_EXERCISE REQUIREMENTS_
Every line below that has "icon" in it should be copied.

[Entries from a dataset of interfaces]
* * * *

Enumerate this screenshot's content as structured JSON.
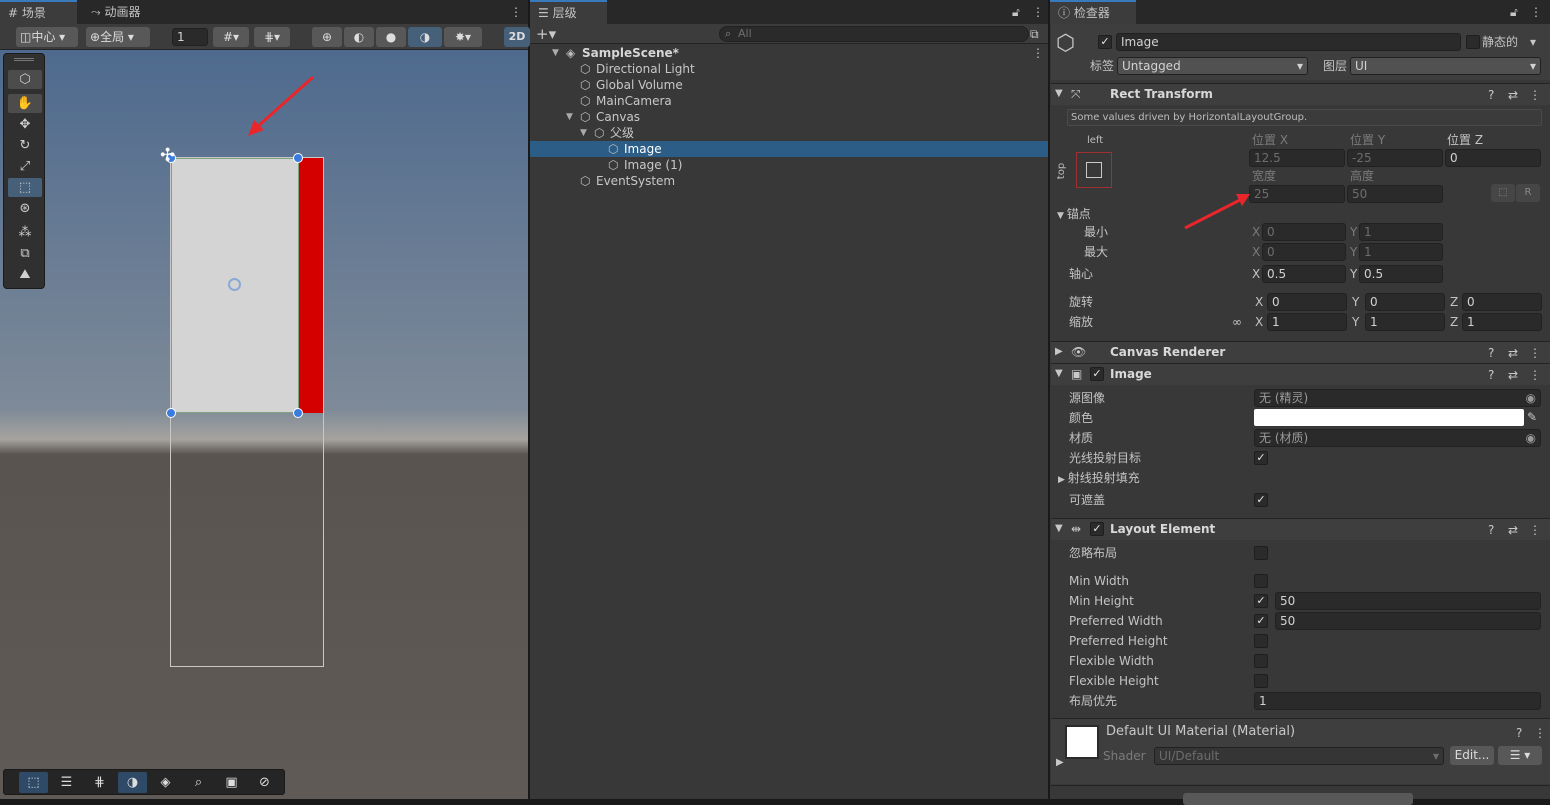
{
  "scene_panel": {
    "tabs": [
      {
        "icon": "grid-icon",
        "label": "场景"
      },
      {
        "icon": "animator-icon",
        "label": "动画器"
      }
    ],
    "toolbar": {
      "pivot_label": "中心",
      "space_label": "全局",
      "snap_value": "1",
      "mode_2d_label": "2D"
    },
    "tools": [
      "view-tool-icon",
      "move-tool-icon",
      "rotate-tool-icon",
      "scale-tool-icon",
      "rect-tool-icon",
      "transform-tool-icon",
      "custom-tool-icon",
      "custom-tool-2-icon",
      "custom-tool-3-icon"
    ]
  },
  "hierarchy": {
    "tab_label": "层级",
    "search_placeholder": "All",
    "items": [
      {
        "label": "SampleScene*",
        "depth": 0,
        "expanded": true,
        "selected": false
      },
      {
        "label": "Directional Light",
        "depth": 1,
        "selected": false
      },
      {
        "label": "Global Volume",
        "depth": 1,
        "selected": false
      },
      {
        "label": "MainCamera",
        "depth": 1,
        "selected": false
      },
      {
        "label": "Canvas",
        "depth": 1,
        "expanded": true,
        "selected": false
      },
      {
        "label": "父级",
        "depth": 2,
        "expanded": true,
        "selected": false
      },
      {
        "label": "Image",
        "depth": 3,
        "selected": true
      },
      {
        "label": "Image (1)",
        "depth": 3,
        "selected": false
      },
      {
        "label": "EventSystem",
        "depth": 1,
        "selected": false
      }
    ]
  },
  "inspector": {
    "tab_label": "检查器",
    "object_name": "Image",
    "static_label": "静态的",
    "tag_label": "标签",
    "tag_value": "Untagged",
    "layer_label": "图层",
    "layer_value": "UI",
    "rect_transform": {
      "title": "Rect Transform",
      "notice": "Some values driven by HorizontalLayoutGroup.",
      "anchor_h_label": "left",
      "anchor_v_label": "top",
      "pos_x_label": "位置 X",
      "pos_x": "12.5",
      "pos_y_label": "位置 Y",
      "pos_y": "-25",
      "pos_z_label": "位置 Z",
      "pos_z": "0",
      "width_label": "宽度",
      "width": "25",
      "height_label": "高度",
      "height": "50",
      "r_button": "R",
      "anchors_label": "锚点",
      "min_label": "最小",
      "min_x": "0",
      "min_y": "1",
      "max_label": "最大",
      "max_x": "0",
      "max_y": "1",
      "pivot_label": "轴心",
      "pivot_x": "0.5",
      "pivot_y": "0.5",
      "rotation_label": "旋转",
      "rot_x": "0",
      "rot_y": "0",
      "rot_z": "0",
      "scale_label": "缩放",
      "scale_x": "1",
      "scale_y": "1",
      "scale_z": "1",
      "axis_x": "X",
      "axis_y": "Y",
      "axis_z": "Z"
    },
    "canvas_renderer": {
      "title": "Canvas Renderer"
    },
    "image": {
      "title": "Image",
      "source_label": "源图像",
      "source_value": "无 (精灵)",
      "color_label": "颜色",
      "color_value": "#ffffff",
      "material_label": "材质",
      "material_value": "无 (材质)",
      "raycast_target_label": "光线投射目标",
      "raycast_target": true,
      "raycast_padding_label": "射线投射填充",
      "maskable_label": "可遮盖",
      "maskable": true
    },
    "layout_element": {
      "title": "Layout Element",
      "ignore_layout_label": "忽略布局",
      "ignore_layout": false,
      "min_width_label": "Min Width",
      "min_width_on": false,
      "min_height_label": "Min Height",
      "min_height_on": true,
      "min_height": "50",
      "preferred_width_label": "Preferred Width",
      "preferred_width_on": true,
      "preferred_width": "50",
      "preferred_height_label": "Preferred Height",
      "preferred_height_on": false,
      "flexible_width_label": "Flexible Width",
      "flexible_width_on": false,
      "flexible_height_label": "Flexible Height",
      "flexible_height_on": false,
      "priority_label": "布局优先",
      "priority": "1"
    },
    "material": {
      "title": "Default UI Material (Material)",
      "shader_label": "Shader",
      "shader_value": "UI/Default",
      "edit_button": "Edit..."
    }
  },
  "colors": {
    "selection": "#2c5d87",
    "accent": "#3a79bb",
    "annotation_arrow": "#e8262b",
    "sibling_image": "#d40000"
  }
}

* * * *

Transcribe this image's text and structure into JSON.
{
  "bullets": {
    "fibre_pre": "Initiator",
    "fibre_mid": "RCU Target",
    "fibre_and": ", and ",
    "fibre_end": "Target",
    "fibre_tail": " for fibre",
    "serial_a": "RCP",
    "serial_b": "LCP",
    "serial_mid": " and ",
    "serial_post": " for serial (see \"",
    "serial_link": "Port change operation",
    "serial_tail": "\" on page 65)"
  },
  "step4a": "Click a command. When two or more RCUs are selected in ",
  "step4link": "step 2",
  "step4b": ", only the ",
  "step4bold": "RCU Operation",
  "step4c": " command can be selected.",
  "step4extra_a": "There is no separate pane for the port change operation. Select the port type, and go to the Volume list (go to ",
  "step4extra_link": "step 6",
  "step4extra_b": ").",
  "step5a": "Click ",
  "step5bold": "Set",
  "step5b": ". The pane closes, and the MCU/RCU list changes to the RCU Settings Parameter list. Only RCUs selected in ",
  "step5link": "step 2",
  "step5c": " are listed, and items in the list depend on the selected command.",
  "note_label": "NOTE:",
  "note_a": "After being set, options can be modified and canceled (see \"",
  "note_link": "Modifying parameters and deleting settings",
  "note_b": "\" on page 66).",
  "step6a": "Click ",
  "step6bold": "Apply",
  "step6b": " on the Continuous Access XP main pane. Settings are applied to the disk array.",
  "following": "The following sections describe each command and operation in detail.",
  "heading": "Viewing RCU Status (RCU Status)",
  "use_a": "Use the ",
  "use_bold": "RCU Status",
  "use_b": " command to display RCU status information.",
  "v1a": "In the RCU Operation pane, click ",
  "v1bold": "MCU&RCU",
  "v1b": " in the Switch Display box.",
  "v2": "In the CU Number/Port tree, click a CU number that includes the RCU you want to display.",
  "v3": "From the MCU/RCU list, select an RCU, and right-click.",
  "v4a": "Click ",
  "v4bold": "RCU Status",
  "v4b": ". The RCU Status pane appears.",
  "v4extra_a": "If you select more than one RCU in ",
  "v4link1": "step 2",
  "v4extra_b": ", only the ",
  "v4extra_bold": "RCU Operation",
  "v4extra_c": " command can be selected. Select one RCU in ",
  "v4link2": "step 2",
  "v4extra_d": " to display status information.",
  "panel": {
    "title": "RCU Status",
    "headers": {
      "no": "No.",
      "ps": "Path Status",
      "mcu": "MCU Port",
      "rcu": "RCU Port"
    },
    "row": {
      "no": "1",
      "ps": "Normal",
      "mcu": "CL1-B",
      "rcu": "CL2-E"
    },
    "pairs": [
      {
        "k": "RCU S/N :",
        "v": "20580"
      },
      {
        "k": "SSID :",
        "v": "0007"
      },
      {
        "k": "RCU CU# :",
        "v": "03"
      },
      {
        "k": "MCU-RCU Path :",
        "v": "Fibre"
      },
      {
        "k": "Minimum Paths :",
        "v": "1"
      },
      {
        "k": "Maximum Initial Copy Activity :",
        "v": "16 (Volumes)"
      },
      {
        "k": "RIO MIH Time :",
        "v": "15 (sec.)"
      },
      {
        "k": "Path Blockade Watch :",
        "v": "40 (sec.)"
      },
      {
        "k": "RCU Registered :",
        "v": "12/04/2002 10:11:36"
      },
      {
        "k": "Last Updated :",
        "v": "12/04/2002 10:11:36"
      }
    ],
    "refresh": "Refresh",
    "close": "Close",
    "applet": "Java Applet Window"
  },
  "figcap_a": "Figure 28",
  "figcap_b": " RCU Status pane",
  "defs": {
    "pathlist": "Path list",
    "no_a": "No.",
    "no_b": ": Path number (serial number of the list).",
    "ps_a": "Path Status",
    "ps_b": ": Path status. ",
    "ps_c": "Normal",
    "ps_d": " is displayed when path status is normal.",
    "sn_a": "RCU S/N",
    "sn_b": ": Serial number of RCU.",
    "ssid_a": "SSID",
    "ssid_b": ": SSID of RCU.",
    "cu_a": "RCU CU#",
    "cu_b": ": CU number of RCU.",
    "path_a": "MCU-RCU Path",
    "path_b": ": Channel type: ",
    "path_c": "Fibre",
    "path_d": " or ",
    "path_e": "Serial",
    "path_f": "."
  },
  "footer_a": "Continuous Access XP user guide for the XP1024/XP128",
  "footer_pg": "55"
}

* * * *

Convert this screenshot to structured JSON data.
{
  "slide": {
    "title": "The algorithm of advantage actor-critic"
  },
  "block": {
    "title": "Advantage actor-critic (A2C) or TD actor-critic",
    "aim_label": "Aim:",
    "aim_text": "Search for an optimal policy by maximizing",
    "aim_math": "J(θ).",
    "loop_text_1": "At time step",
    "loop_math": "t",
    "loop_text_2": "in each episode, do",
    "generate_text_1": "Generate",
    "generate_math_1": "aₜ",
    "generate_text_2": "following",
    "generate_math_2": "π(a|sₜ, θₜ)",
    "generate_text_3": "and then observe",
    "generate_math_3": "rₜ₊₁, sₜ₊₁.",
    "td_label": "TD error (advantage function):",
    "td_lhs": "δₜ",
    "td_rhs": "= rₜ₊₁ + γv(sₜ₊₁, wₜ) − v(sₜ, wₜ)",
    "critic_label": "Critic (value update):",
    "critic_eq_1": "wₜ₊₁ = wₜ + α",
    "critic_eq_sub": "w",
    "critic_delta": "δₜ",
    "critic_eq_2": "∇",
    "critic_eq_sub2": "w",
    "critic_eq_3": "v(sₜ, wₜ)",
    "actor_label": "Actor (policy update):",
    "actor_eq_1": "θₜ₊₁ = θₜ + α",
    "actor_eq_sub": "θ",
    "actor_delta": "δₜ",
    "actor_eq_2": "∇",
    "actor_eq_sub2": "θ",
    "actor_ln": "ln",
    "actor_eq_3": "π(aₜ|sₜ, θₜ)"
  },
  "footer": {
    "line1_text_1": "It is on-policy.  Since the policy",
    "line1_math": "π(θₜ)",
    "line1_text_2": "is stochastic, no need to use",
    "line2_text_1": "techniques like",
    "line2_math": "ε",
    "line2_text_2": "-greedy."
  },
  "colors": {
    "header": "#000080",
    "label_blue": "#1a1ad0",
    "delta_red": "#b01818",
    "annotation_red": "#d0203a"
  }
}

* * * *

_SOLUTION TO THIS PROBLEM_
        "icon": "grid-icon",
        "icon": "animator-icon",
      "view-tool-icon",
      "move-tool-icon",
      "rotate-tool-icon",
      "scale-tool-icon",
      "rect-tool-icon",
      "transform-tool-icon",
      "custom-tool-icon",
      "custom-tool-2-icon",
      "custom-tool-3-icon"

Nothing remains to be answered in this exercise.